Ad Spot

On becoming a castaway

By MICHAEL J. BROOKS / Guest Columnist

I saw it recently in 2 John—a letter so small Chuck Swindoll called it a postcard. John said the church mustn’t tolerate false teaching or false teachers or they’d lose their reward (2 John 1:8). John didn’t explain what he meant by reward, but it reminded me of his fellow apostle, Paul, who used athletic terminology to describe the rigors of the Christian life.

Paul said he disciplined his body like an athlete. He wished to run his spiritual race according to the rules and avoid being disqualified.

The familiar King James version uses the word “castaway” (1 Corinthians 9: 24-27). It’s hard to imagine Paul being “thrown out of the game,” but he insisted this could happen.

I’ve known a few castaways over the years.

I heard one of them on my iPod lately. He was at the top of the charts in Christian music, but then disappeared for a while. He’s back now with what a friend affectionately calls “the old guys” Bill Gaither brought together. This artist readily admits his fall into alcohol addiction. He was disqualified, but found his way back.

The late Bob Harrington, “The Chaplain of Bourbon Street,” was one of my mentors when I was a young person. His daughter, Rhonda Kelley, spoke on our campus years ago, and I had opportunity during one mealtime to delve into his story with her. She said her dad left his ministry and his family in 1978. He became a motivational speaker, using his gifts of communication and humor at business conferences and conventions throughout the nation. He drove expensive automobiles and wore diamond rings as symbols of success.

“The lavish lifestyle he was living wasn’t satisfying, and he knew the truth — he’d preached the truth for years,” Rhonda told me. “And another factor was that horrible night when Dad was mugged after a speaking engagement. He was in the hospital and thought he was going to die. He didn’t want to die in the condition he was in.”

A broken Harrington moved back to New Orleans in 1995 and checked into a rescue mission where he’d often preached as the “Chaplain of Bourbon Street.” And thus began a long process of restoration.

Several years ago we were planning an evangelistic event in Perry County, Alabama. Harrington called one of our committee members and asked that he be considered for evangelist. He explained that he wanted to go back to places he’d preached in the past, to ask for forgiveness and to proclaim the mercy of God.

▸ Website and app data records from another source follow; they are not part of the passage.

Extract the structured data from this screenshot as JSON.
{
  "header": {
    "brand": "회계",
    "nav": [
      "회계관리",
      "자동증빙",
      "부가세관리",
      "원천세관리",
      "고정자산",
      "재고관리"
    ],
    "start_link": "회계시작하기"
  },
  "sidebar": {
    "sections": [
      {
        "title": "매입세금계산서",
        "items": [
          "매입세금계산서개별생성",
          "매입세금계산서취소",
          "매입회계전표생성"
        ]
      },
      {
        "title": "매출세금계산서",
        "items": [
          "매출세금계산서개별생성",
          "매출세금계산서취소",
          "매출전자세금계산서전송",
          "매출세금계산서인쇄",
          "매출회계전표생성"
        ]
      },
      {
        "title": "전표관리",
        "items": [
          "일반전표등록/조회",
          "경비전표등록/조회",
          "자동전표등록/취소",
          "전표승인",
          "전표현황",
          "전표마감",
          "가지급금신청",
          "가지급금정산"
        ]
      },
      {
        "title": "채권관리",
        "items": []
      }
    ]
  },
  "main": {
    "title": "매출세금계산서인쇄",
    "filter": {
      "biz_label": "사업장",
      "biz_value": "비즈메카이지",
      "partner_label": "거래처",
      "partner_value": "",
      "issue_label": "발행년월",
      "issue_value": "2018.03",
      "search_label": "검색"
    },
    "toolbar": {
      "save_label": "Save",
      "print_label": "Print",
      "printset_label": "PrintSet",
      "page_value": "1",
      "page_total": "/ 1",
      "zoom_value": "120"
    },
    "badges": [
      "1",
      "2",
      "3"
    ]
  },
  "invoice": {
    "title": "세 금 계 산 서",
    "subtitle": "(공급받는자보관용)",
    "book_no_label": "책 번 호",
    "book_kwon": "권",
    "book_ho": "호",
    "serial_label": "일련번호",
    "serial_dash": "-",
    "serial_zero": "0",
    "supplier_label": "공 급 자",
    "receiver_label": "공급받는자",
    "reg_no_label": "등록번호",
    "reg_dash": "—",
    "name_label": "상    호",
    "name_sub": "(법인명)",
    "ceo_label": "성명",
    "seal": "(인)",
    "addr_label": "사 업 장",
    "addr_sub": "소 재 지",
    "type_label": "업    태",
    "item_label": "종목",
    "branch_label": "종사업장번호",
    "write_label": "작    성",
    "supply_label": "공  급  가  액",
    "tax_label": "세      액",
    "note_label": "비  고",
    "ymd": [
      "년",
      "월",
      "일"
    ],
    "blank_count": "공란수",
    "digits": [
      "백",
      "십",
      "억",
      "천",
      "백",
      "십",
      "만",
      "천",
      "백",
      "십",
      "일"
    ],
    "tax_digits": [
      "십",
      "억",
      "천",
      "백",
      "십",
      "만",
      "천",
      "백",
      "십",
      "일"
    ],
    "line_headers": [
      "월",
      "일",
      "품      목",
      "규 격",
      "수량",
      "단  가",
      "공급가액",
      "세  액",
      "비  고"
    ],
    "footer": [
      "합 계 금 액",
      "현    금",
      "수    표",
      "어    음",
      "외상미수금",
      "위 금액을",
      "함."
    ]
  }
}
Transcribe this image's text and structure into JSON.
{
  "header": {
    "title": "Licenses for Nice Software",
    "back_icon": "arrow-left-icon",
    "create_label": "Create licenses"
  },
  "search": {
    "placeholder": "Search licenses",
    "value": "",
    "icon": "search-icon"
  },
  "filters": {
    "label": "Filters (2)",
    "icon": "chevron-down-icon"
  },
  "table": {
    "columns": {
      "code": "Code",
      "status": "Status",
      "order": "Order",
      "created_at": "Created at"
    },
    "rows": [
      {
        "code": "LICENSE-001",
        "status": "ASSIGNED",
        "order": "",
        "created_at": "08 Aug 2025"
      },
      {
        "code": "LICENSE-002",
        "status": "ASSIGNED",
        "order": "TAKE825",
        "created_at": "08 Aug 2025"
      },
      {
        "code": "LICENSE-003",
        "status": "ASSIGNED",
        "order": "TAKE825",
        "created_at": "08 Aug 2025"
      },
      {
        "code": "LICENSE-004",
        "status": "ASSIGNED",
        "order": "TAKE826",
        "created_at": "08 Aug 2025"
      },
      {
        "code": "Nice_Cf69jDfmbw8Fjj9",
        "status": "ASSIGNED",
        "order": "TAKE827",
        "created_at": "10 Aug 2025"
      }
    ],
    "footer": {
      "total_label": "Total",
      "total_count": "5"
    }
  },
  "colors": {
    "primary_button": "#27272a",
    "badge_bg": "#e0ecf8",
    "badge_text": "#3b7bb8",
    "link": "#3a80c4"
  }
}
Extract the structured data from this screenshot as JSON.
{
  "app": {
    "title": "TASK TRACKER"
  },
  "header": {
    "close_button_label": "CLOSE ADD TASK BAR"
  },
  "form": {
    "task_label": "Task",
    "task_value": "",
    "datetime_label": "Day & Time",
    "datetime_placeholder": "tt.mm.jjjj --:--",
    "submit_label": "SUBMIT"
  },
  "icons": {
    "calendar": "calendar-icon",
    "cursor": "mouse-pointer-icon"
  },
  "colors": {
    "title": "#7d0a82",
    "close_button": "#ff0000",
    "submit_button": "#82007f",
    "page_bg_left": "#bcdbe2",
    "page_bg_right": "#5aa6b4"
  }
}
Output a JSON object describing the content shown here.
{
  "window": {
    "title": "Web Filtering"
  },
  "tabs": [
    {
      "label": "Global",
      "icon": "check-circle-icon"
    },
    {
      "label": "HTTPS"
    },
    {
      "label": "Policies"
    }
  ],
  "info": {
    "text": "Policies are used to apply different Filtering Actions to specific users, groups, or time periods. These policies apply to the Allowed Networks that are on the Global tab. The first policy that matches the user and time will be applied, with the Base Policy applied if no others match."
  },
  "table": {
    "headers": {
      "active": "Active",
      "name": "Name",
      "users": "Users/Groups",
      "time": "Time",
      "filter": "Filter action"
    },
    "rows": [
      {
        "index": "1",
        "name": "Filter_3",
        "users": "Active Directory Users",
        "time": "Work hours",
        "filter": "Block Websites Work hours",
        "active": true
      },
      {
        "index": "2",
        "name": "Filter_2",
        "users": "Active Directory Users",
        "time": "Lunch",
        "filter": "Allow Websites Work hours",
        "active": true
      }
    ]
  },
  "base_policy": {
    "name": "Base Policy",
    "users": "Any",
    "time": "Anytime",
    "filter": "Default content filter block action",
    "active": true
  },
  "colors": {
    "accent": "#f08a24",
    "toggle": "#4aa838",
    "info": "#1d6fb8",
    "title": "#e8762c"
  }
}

We serve a merciful God, indeed. But it’s much better not to think we’re invulnerable and not to make foolish choices, disappointing God and others and becoming castaways.

Reflections is a weekly devotional column written by Michael J. Brooks, pastor of the Siluria Baptist Church in Alabaster. The church’s website is

280 Main Story

Leadership Shelby County Class of 2020 makes graduation official

Alabaster Main Story

ACS working to address mental health needs of students


Pelham Parks and Rec releases summer activity guide


Kramer swears in new CASA Volunteers

280 Main Story

Chamber’s 6th ‘Ready to Shred’ a success


UM hosting Warrior Challenge 5k, 1-mile Color Run

280 Main Story

Chamber accepting Small Business of the Year nominations


Sapp’s Fitness Garage to host Workout for Water April 17


Helena moving forward with Greenway project

Alabaster Main Story

Adventurer’s Coffee Co. to open in Alabaster

Alabaster Main Story

Earth Alive concert to showcase ACS choirs

280 Main Story

Oak Mountain Middle School to remain indefinitely closed due to damage

280 Main Story

Kearley shares abuse story during National Child Abuse Awareness Month

280 Main Story

Chelsea Council annexes more land, shares Nick Grant


Pelham to offer youth coed flag football this summer


Proximity park to be built in Old Town Helena


Helena Council denies Riverwoods rezoning request


SCAC High School Juried Art Exhibit is April 24

Community Columnists

Billings caps 30-year Army career with volunteerism


HPD sets date for Douglas W. Jones Memorial Golf Tournament


Barks and Boils: Pub 261 hosts crawfish boil and pet vaccine clinic


Helena students enjoy a “Fireside Fairytale” prom

Alabaster Main Story

Alabaster City Schools recognized for music education programs

Alabaster Reporter

I-65 lane closures expected April 12-15